Work order> Read through the records below and copy each line that uses the word "Relative".

==== Entries supplied ====

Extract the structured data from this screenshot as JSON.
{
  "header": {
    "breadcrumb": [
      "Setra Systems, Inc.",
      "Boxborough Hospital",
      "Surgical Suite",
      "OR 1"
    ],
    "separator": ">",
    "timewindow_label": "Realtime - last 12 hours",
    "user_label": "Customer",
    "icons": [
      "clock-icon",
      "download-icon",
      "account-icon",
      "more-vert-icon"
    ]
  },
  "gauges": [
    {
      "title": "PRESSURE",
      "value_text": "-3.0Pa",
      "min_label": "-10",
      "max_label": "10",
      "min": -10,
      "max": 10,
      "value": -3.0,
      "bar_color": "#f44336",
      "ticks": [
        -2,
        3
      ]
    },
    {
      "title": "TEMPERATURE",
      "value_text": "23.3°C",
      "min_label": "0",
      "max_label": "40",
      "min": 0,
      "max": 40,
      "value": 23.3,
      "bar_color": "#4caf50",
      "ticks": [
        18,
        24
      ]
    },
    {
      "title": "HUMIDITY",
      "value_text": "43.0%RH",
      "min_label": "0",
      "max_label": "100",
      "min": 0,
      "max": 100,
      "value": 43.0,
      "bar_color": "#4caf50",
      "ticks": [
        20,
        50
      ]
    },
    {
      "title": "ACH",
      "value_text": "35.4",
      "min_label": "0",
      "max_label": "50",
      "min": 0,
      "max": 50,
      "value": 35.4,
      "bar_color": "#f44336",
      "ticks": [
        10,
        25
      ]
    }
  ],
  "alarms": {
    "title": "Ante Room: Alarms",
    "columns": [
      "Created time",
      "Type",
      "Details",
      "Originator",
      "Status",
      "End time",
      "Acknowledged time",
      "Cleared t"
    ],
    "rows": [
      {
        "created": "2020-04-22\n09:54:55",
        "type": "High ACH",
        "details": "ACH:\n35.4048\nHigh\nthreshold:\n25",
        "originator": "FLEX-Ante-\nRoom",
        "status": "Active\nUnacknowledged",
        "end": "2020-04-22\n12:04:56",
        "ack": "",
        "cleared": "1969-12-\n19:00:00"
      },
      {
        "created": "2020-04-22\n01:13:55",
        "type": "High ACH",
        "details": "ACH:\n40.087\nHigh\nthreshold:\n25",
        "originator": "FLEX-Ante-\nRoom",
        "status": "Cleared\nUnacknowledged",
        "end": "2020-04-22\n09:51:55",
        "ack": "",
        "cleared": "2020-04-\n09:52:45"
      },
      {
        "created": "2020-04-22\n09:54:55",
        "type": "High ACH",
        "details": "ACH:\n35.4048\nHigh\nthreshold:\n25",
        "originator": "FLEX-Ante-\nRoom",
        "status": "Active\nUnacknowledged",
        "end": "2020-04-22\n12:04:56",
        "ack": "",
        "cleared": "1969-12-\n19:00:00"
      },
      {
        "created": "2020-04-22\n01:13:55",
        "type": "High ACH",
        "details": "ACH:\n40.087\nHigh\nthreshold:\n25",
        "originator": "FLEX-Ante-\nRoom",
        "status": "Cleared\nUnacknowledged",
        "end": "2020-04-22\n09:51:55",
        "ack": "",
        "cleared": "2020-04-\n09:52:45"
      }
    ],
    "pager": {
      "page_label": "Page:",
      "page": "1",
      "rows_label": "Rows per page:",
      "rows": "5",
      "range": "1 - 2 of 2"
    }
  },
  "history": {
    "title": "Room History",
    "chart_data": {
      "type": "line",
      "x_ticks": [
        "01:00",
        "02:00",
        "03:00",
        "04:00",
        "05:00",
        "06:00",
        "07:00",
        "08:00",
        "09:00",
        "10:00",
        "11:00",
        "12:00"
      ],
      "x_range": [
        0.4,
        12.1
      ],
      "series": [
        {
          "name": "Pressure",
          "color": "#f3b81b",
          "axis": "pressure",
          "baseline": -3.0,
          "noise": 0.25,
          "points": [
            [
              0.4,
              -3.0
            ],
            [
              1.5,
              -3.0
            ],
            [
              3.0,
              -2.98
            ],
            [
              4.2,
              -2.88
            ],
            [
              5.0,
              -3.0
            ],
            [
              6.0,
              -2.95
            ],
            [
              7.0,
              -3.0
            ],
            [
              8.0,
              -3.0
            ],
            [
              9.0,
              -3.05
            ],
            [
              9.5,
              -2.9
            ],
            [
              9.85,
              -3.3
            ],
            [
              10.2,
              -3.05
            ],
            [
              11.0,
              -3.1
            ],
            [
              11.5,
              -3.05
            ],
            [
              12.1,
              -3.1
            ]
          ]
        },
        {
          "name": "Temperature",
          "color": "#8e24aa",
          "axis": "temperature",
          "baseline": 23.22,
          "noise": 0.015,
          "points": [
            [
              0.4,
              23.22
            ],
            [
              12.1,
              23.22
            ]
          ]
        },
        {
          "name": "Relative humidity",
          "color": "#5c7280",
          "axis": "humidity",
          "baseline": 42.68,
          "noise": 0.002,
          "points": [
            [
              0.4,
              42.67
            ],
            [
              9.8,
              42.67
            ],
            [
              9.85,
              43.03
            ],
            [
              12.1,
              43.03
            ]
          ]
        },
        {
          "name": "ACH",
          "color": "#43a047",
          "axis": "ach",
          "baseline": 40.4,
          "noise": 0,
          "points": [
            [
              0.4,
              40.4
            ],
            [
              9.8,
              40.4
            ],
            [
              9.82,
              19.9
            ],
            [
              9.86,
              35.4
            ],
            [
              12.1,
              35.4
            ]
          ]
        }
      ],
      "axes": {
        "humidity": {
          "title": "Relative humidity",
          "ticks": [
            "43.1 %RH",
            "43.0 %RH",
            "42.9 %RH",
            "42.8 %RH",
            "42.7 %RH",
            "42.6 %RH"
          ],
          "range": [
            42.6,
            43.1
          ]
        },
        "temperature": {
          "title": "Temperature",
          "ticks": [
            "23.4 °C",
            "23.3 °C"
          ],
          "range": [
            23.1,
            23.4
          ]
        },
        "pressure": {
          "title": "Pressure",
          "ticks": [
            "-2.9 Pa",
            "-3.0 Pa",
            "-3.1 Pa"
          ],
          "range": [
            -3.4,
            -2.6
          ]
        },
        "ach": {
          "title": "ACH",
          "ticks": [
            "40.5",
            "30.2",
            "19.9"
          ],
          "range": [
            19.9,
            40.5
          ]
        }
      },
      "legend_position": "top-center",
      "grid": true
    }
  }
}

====

Written response>
          "name": "Relative humidity",
          "title": "Relative humidity",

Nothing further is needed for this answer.